After an All-American career as a softball player at the University of Washington and being an original member of the Colorado Silver Bullets women's professional baseball team, Angie Mentink had already led an envious life. But it's her post-playing career job as a Sportscaster at ROOT Sports in Seattle that has led to some of her most indelible memories.
"I went up with the Blue Angels. I also went up with the Thunderbirds (Air Force) and I didn't pass out or lose my lunch with either" recalls Mentink, safely from the ground. "I jumped out of a plane and I just recently repelled down the side of a building 510 feet. The things that working in sports TV has allowed me to do are just amazing… sometimes I have to pinch myself."
Mentink: In my junior year of high school I decided to pursue a career in journalism, but I wanted to do news... not sports. What a knucklehead, I just really didn't like the style of many women doing sports, I have since come around and it was a great career move!
Education: University of Washington
Stations: Fox Sports Northwest, ROOT Sports
Best piece of advice: For a woman looking to work in sports TV - If you want to be taken seriously, then act like it, dress like it, study, do your homework. Be prepared for everything you cover. If you don't know something - find out.

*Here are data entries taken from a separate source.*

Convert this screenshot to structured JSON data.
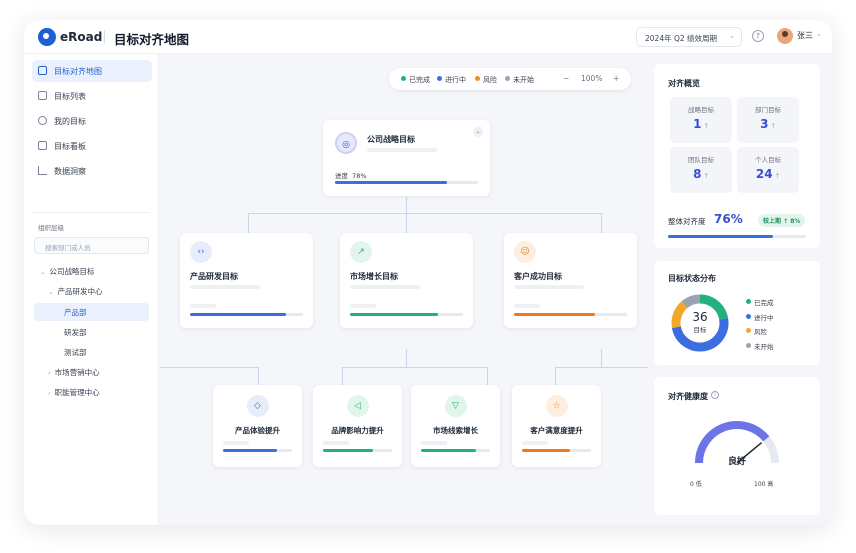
{
  "header": {
    "brand": "eRoad",
    "title": "目标对齐地图",
    "period": "2024年 Q2 绩效周期",
    "help": "?",
    "user": "张三"
  },
  "sidebar": {
    "nav": [
      {
        "label": "目标对齐地图",
        "icon": "map-icon"
      },
      {
        "label": "目标列表",
        "icon": "list-icon"
      },
      {
        "label": "我的目标",
        "icon": "target-icon"
      },
      {
        "label": "目标看板",
        "icon": "kanban-icon"
      },
      {
        "label": "数据洞察",
        "icon": "chart-icon"
      }
    ],
    "org_label": "组织层级",
    "search_placeholder": "搜索部门或人员",
    "tree": [
      {
        "label": "公司战略目标",
        "arrow": "⌄"
      },
      {
        "label": "产品研发中心",
        "arrow": "⌄"
      },
      {
        "label": "产品部",
        "arrow": ""
      },
      {
        "label": "研发部",
        "arrow": ""
      },
      {
        "label": "测试部",
        "arrow": ""
      },
      {
        "label": "市场营销中心",
        "arrow": "›"
      },
      {
        "label": "职能管理中心",
        "arrow": "›"
      }
    ]
  },
  "legend": {
    "items": [
      {
        "label": "已完成",
        "color": "#22b07d"
      },
      {
        "label": "进行中",
        "color": "#3b6fe0"
      },
      {
        "label": "风险",
        "color": "#f08a24"
      },
      {
        "label": "未开始",
        "color": "#9aa3b2"
      }
    ],
    "zoom_out": "−",
    "zoom": "100%",
    "zoom_in": "+"
  },
  "root_card": {
    "title": "公司战略目标",
    "progress_label": "进度",
    "progress_value": "78%",
    "progress": 0.78,
    "color": "#3b6fe0"
  },
  "level1": [
    {
      "title": "产品研发目标",
      "icon": "code-icon",
      "glyph": "‹›",
      "color": "#3b6fe0",
      "bg": "#e6edfb",
      "progress": 0.85
    },
    {
      "title": "市场增长目标",
      "icon": "trend-icon",
      "glyph": "↗",
      "color": "#22b07d",
      "bg": "#e2f5ec",
      "progress": 0.78
    },
    {
      "title": "客户成功目标",
      "icon": "user-icon",
      "glyph": "☺",
      "color": "#f07a1a",
      "bg": "#fdeee0",
      "progress": 0.72
    }
  ],
  "level2": [
    {
      "title": "产品体验提升",
      "icon": "cube-icon",
      "glyph": "◇",
      "color": "#3b6fe0",
      "bg": "#e6edfb",
      "progress": 0.78
    },
    {
      "title": "品牌影响力提升",
      "icon": "megaphone-icon",
      "glyph": "◁",
      "color": "#22b07d",
      "bg": "#e2f5ec",
      "progress": 0.72
    },
    {
      "title": "市场线索增长",
      "icon": "filter-icon",
      "glyph": "▽",
      "color": "#22b07d",
      "bg": "#e2f5ec",
      "progress": 0.8
    },
    {
      "title": "客户满意度提升",
      "icon": "star-icon",
      "glyph": "☆",
      "color": "#f07a1a",
      "bg": "#fdeee0",
      "progress": 0.7
    }
  ],
  "overview": {
    "title": "对齐概览",
    "stats": [
      {
        "label": "战略目标",
        "value": "1",
        "arrow": "↑"
      },
      {
        "label": "部门目标",
        "value": "3",
        "arrow": "↑"
      },
      {
        "label": "团队目标",
        "value": "8",
        "arrow": "↑"
      },
      {
        "label": "个人目标",
        "value": "24",
        "arrow": "↑"
      }
    ],
    "alignment_label": "整体对齐度",
    "alignment_value": "76%",
    "alignment": 0.76,
    "badge": "较上期 ↑ 8%"
  },
  "distribution": {
    "title": "目标状态分布",
    "total": "36",
    "total_label": "目标",
    "items": [
      {
        "label": "已完成",
        "value": 8,
        "color": "#22b07d"
      },
      {
        "label": "进行中",
        "value": 18,
        "color": "#3b6fe0"
      },
      {
        "label": "风险",
        "value": 6,
        "color": "#f0a92a"
      },
      {
        "label": "未开始",
        "value": 4,
        "color": "#9aa3b2"
      }
    ]
  },
  "health": {
    "title": "对齐健康度",
    "status": "良好",
    "min_label": "0 低",
    "max_label": "100 高",
    "value": 0.78
  }
}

Mentink: Again, I really liked news, I was a political junkie. I really enjoyed telling stories, things that had a beginning a middle and an end… and maybe made you laugh or cry… at the very least, think.
Mentink: When I went to the University of Washington it was back when the communications dept had a television station. It was great; it was like a first job. You shot all of your own stories, wrote them and edited them. It makes me laugh now it used to take me 7 or 8 hours to edit a minute and a half piece.

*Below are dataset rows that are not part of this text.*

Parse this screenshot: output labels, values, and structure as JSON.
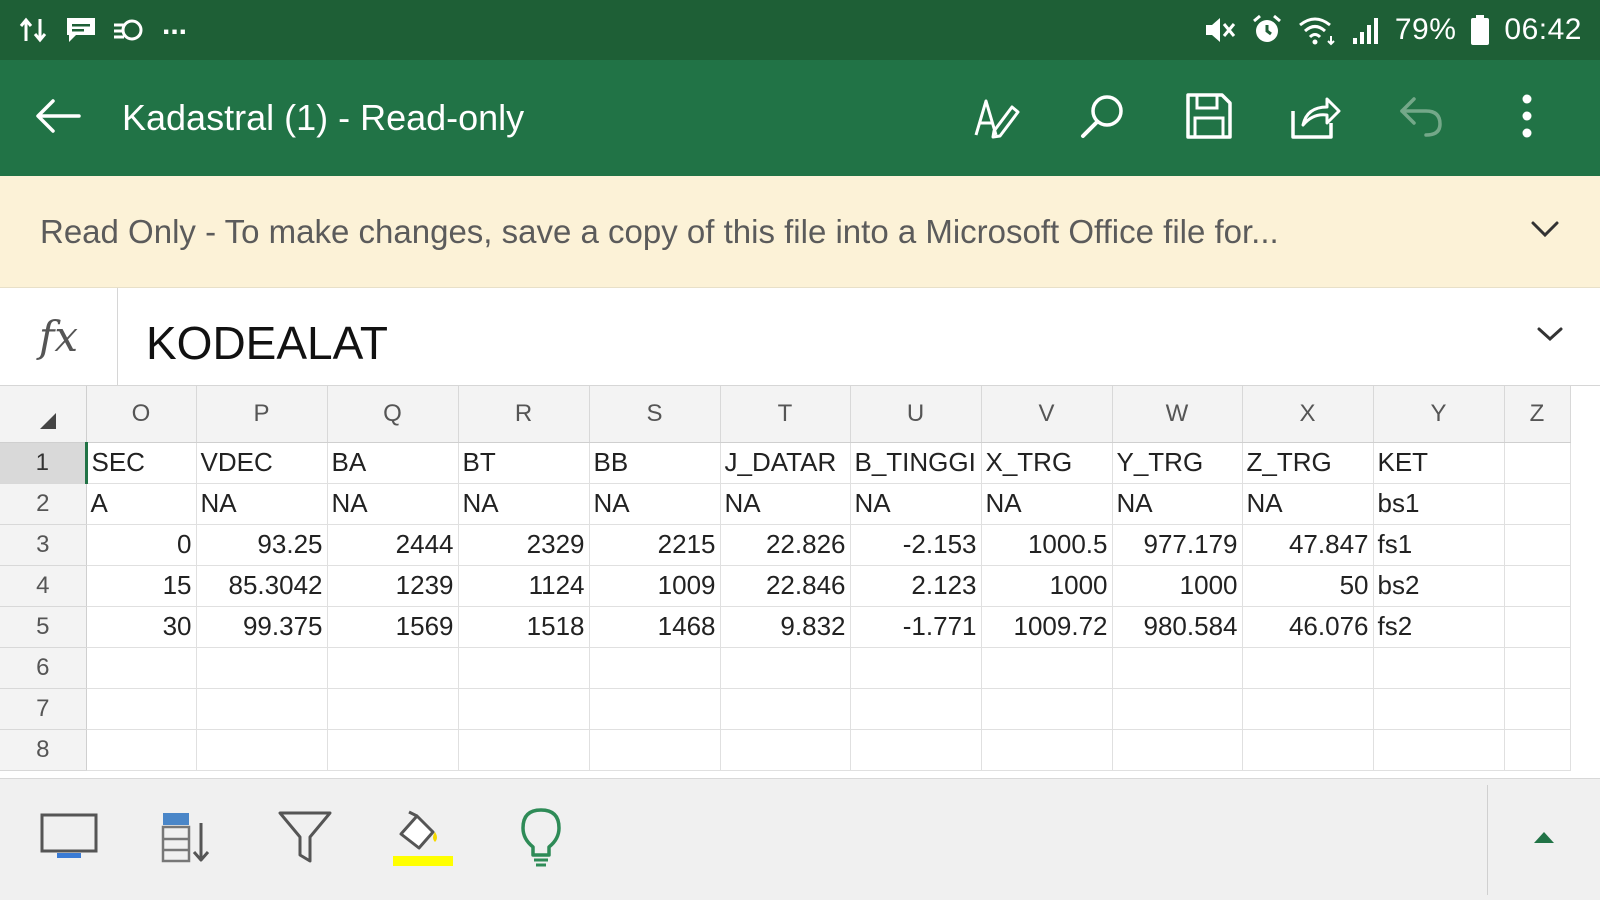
{
  "status": {
    "battery": "79%",
    "time": "06:42",
    "dots": "..."
  },
  "appbar": {
    "title": "Kadastral (1) - Read-only",
    "icons": [
      "back-arrow-icon",
      "draw-pen-icon",
      "search-icon",
      "save-icon",
      "share-icon",
      "undo-icon",
      "more-vert-icon"
    ]
  },
  "banner": {
    "text": "Read Only - To make changes, save a copy of this file into a Microsoft Office file for..."
  },
  "formula": {
    "label": "fx",
    "value": "KODEALAT"
  },
  "sheet": {
    "columns": [
      "O",
      "P",
      "Q",
      "R",
      "S",
      "T",
      "U",
      "V",
      "W",
      "X",
      "Y",
      "Z"
    ],
    "rows": [
      {
        "num": "1",
        "cells": [
          "SEC",
          "VDEC",
          "BA",
          "BT",
          "BB",
          "J_DATAR",
          "B_TINGGI",
          "X_TRG",
          "Y_TRG",
          "Z_TRG",
          "KET",
          ""
        ]
      },
      {
        "num": "2",
        "cells": [
          "A",
          "NA",
          "NA",
          "NA",
          "NA",
          "NA",
          "NA",
          "NA",
          "NA",
          "NA",
          "bs1",
          ""
        ]
      },
      {
        "num": "3",
        "cells": [
          "0",
          "93.25",
          "2444",
          "2329",
          "2215",
          "22.826",
          "-2.153",
          "1000.5",
          "977.179",
          "47.847",
          "fs1",
          ""
        ]
      },
      {
        "num": "4",
        "cells": [
          "15",
          "85.3042",
          "1239",
          "1124",
          "1009",
          "22.846",
          "2.123",
          "1000",
          "1000",
          "50",
          "bs2",
          ""
        ]
      },
      {
        "num": "5",
        "cells": [
          "30",
          "99.375",
          "1569",
          "1518",
          "1468",
          "9.832",
          "-1.771",
          "1009.72",
          "980.584",
          "46.076",
          "fs2",
          ""
        ]
      },
      {
        "num": "6",
        "cells": [
          "",
          "",
          "",
          "",
          "",
          "",
          "",
          "",
          "",
          "",
          "",
          ""
        ]
      },
      {
        "num": "7",
        "cells": [
          "",
          "",
          "",
          "",
          "",
          "",
          "",
          "",
          "",
          "",
          "",
          ""
        ]
      },
      {
        "num": "8",
        "cells": [
          "",
          "",
          "",
          "",
          "",
          "",
          "",
          "",
          "",
          "",
          "",
          ""
        ]
      }
    ],
    "selected_row": "1"
  },
  "toolbar": {
    "icons": [
      "screen-view-icon",
      "sort-icon",
      "filter-icon",
      "fill-color-icon",
      "tell-me-lightbulb-icon",
      "expand-up-icon"
    ],
    "fill_highlight_color": "#ffff00",
    "lightbulb_color": "#2e8b57"
  },
  "colors": {
    "status_bar": "#1e5f36",
    "app_bar": "#217346",
    "banner_bg": "#fcf2d7"
  }
}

Mentink: I say this with reverence. It was at FSN in Seattle. I was lucky, it is not the norm. Go to a small town, make your mistakes and then go to the big city.
Mentink: The hours… and in the beginning the pay. It depends on what schedule you work, but it is usually really early or really late in this business. I never make afternoon barbeques in the summer. I have always loved what I do so I never really minded the awful pay or terrible hours.
Mentink: Go to a small station and wear several hats for longer, that way I wouldn't have made so many dumb mistakes in front of such a large audience.
Mentink: I don't know that it is difficult, but you have to have thick skin. People are going to love you, and they will hate you but that's a good thing. The worst thing anyone could say about you is "I have no opinion". When people hate my work it's harder on the people that care for me than it is for me.
Mentink: For every door that has been shut for me because I am a woman, 3 have opened.
Mentink: I think it has helped tremendously that I used to play sports... sometimes coaches will still throw me a glove and ask me to warm them up. Hopefully I continue to earn that respect by asking educated questions.
Mentink: Do it. If you want to do this, do it. Don't look at the numbers, don't let anyone tell you how hard it is to find a job. If you love what you do, you never work a day in your life, I love what I do.
Mentink: If you want to be taken seriously then act like it, dress like it, study, do your homework. Be prepared for everything you cover. If you don't know something - find out. Ask questions to people; don't say things like "Can you talk about your defense". Ask a question about their defense.
Mentink: I am going to go back to my playing days. I played for the Silver Bullets women's professional baseball team. I used to train at the University of Washington with the guys from their baseball team. I would just rotate through the drills like the rest of the team. On one day The Naval Academy baseball team came in to watch practice; they were going to play the Huskies the next day.
I just rotated onto the field to face live pitching and I swung wood bats because that's what we played with. The first pitch I got fisted, and broke my bat…it was at this point that I think the entire Naval Academy team started to realize I was a woman on the field. I could hear them saying "is that a woman, she doesn't play on the team does she?" My brother was a third generation graduate of the Academy, so all of a sudden I am feeling so much pressure, the next pitch was a ball, the third pitch was a slider I lined into right field. I still smile when I think of that hit. Most might view the same hit as a meaningless hit in a meaningless practice but it wasn't for me. Not even close.